■ PROMPT: Search the entries for lines that contain the word "handle", and report each one found.

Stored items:
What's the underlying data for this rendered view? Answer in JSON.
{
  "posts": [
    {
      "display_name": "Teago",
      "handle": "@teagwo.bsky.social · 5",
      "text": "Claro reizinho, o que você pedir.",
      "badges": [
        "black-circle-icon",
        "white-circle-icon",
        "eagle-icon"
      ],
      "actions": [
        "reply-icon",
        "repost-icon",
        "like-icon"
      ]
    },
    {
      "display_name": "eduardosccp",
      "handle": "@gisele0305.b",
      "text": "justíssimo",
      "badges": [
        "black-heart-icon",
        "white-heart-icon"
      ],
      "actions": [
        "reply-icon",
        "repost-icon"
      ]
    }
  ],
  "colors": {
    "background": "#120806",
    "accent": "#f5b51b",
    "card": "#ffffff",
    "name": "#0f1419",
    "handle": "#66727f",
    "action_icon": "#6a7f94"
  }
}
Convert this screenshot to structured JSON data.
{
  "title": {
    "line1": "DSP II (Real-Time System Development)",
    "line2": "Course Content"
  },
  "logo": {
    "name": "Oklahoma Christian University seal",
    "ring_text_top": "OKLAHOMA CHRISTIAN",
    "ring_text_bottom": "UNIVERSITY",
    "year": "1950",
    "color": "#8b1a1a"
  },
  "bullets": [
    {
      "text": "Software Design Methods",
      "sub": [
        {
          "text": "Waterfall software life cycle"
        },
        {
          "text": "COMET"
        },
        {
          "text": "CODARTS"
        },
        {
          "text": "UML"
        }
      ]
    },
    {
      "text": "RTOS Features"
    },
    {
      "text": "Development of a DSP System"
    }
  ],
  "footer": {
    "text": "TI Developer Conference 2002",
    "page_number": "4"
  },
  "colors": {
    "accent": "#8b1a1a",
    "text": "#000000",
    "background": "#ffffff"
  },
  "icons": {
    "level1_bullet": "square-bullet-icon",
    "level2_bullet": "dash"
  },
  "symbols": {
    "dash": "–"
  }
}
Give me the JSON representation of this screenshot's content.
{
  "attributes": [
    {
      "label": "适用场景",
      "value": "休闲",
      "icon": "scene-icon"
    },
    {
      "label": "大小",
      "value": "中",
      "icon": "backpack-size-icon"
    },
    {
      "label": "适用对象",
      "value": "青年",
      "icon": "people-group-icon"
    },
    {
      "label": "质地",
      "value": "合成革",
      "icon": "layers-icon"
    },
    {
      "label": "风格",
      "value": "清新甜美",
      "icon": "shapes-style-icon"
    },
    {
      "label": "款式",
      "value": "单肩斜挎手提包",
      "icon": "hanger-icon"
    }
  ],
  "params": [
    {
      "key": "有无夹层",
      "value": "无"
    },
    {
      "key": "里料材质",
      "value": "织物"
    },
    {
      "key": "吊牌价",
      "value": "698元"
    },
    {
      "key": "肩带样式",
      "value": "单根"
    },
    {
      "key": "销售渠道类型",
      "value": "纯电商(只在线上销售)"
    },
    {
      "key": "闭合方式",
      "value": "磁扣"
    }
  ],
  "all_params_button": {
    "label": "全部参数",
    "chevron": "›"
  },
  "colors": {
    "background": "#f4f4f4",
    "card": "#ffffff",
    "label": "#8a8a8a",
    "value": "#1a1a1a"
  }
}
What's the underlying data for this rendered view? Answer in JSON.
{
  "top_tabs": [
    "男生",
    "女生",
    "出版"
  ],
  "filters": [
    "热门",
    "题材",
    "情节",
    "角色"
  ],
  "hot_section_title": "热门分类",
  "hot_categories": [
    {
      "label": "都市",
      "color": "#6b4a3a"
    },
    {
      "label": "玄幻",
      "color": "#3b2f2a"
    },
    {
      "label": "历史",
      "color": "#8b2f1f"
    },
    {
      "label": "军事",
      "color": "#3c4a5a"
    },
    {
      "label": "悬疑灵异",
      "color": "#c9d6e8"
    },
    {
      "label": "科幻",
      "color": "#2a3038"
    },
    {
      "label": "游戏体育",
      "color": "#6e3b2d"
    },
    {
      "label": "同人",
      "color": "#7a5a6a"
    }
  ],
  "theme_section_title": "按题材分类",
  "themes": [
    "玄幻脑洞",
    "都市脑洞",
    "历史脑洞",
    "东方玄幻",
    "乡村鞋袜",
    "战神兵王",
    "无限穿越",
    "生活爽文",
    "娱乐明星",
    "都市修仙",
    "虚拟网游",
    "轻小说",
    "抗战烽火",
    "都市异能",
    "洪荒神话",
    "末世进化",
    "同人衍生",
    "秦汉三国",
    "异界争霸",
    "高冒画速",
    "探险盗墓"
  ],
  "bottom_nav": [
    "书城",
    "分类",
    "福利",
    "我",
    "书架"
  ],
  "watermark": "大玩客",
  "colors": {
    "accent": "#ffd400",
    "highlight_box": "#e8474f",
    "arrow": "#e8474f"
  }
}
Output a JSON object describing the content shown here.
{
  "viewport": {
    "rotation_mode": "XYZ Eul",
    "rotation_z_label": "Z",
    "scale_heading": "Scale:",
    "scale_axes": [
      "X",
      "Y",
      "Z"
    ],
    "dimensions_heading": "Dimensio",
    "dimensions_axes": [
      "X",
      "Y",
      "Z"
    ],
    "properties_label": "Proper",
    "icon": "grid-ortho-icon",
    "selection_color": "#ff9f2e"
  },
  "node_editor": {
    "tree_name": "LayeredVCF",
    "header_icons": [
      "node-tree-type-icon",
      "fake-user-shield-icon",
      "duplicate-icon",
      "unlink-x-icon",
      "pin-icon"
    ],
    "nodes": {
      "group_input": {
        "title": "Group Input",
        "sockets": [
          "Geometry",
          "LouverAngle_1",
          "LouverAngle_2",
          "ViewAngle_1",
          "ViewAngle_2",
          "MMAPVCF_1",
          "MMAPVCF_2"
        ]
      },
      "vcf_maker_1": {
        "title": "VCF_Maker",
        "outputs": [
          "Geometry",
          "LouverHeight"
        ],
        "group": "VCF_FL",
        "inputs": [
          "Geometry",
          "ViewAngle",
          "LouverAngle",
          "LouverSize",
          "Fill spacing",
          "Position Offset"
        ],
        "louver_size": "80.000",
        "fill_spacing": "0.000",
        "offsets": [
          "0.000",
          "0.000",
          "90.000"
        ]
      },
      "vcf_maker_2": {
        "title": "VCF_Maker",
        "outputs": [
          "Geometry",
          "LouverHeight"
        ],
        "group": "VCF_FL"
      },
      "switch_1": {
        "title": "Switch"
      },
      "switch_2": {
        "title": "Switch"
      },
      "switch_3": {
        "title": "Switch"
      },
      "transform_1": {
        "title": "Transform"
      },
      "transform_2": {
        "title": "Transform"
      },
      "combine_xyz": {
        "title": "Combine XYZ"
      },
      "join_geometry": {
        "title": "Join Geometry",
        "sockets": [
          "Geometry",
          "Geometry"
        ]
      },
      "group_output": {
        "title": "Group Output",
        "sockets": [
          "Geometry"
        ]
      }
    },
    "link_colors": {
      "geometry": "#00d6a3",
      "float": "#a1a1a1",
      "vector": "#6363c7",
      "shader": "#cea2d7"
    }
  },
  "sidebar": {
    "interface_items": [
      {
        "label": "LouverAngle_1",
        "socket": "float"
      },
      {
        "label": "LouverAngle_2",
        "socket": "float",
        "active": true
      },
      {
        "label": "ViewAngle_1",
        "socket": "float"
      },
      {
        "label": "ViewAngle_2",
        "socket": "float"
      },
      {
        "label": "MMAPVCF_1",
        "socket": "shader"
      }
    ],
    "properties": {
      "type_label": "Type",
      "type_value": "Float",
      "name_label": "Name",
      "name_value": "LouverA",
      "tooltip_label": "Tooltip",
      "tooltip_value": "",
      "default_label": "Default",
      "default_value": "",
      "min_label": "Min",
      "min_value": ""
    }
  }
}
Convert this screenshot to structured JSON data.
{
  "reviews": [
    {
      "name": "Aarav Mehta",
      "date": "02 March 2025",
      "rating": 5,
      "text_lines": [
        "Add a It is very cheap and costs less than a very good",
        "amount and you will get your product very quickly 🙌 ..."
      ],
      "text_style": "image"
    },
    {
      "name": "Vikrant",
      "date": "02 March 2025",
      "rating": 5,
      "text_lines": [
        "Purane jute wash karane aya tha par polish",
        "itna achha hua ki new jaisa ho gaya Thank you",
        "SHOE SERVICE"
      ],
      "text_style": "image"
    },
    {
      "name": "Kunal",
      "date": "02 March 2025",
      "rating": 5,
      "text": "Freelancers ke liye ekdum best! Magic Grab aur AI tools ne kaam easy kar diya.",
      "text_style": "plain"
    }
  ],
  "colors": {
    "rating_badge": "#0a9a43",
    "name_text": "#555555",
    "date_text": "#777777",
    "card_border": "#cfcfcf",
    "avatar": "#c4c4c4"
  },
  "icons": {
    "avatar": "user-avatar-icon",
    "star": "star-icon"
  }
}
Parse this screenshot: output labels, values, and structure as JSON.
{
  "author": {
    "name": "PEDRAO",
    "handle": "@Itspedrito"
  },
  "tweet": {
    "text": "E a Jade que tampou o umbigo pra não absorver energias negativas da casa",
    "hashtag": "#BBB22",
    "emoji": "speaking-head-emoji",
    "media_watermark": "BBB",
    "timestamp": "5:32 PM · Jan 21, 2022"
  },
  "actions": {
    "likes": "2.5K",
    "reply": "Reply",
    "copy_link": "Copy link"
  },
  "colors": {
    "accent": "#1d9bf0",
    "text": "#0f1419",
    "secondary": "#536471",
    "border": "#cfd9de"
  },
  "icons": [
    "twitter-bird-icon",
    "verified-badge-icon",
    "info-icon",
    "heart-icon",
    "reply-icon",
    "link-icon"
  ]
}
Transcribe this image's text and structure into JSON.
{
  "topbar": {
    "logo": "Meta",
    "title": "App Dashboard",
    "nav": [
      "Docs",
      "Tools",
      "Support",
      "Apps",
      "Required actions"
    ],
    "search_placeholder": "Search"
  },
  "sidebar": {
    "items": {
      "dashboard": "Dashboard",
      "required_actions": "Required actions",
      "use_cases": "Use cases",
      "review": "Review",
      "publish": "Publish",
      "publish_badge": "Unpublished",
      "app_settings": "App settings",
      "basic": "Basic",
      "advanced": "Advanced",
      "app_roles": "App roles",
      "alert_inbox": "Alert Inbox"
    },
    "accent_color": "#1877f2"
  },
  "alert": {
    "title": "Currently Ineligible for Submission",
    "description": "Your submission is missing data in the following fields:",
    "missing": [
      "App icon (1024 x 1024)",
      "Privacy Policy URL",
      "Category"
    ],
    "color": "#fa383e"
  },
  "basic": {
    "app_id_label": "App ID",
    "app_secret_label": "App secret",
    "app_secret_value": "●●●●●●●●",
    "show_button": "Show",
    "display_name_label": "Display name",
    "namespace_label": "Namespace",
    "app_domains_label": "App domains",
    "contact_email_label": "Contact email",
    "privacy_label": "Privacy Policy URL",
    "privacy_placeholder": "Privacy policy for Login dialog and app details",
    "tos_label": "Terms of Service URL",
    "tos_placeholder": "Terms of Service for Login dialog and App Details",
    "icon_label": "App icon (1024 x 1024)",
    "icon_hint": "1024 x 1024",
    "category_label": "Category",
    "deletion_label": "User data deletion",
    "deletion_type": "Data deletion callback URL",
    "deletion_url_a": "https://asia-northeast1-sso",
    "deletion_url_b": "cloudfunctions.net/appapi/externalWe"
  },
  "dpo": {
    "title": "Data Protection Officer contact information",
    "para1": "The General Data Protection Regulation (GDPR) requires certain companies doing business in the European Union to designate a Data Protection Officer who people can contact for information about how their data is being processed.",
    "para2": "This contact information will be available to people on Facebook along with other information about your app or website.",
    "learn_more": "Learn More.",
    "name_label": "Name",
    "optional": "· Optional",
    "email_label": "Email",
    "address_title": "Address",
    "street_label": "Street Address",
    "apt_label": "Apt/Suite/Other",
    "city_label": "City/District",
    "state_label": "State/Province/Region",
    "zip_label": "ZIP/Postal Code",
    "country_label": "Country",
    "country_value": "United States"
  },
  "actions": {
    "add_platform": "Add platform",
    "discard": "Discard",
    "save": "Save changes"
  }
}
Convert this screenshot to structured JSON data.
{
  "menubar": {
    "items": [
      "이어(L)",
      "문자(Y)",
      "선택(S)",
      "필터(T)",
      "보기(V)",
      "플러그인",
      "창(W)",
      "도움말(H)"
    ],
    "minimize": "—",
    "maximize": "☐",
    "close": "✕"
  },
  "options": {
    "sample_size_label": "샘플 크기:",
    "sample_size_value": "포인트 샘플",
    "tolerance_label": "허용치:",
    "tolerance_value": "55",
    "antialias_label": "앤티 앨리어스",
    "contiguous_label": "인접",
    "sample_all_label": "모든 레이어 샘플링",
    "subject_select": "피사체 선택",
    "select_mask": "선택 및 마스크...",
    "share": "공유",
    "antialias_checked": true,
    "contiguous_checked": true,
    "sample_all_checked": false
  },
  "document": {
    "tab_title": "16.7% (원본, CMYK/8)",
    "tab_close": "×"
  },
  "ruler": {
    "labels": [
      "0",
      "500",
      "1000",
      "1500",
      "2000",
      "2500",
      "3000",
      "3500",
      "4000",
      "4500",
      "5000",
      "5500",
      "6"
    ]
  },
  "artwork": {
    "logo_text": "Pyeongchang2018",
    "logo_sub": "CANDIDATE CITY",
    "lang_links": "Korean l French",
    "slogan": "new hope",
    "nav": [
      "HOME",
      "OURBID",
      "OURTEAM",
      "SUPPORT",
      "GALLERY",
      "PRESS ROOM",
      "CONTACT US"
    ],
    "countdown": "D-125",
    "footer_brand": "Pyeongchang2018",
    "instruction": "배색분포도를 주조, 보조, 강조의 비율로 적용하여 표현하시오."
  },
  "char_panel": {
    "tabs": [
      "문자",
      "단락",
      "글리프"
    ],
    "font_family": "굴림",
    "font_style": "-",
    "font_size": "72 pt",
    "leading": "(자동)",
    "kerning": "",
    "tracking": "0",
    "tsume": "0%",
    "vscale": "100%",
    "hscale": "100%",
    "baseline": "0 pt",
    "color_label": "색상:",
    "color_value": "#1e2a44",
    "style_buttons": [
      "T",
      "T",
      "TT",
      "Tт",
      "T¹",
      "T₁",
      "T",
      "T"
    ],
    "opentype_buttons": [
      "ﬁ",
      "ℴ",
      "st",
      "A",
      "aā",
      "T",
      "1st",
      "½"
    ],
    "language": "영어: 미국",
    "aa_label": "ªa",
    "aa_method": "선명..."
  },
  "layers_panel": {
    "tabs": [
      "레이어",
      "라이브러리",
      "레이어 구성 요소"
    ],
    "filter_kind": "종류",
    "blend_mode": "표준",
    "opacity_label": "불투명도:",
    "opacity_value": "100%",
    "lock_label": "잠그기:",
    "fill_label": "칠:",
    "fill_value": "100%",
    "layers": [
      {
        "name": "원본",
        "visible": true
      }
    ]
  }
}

■ FINAL ANSWER:
      "handle": "@teagwo.bsky.social · 5",
      "handle": "@gisele0305.b",
    "handle": "#66727f",
    "handle": "@Itspedrito"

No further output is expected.